* Goal of the exercise
What lines below contain the word "chevron"? Please pull each one out.

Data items
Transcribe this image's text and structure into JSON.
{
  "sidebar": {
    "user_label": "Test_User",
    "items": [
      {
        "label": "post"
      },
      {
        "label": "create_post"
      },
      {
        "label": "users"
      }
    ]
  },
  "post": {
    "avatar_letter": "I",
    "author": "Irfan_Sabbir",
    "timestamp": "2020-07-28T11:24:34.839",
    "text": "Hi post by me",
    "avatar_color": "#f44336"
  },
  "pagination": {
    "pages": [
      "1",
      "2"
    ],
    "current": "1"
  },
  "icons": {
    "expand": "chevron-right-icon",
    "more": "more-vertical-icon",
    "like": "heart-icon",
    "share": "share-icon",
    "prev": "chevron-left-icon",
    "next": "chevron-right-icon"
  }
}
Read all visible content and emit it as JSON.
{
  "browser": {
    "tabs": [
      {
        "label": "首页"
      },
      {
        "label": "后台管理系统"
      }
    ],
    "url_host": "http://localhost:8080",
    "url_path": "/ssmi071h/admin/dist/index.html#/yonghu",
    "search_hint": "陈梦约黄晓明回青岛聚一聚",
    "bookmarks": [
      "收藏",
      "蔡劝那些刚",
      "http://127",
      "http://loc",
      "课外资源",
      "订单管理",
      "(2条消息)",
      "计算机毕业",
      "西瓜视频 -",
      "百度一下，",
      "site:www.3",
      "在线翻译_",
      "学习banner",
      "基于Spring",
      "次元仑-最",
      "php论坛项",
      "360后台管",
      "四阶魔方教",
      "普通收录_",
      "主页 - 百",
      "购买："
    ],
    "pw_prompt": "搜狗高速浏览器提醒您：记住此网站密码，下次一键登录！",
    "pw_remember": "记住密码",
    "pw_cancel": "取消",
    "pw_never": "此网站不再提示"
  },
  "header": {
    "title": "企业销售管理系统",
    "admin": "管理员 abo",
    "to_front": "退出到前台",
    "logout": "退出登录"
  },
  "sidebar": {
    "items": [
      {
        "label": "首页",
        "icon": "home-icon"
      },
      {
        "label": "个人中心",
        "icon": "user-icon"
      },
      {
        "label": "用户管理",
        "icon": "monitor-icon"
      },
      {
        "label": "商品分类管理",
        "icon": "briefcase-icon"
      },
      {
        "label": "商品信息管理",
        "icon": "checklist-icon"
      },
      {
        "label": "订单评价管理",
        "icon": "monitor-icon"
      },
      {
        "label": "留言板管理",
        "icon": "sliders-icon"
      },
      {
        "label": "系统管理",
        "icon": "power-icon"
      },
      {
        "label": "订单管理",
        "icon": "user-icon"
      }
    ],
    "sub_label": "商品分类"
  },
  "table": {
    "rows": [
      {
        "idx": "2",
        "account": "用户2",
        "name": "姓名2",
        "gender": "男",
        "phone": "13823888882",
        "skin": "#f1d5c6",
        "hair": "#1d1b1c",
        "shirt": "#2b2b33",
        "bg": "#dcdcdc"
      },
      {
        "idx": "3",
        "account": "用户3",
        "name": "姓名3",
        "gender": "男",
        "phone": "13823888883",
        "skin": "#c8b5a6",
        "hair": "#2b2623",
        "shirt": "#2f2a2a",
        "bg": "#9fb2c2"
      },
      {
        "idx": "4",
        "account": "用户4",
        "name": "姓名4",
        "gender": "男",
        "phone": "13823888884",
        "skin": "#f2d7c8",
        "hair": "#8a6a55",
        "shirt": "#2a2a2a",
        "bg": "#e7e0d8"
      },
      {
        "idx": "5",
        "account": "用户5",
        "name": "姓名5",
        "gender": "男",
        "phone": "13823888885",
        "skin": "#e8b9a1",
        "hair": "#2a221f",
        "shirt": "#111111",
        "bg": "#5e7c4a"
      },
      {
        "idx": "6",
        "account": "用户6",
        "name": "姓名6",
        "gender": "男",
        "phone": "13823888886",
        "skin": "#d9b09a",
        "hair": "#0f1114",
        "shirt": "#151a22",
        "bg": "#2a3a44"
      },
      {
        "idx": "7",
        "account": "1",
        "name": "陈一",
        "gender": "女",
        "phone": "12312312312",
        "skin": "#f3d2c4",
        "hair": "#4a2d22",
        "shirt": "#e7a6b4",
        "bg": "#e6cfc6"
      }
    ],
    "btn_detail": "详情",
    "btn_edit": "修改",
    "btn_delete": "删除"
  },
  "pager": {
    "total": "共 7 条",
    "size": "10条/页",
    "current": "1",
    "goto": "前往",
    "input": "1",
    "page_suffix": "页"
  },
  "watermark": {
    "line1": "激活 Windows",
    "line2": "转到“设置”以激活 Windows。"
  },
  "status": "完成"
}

* Result of the exercise
    "expand": "chevron-right-icon",
    "prev": "chevron-left-icon",
    "next": "chevron-right-icon"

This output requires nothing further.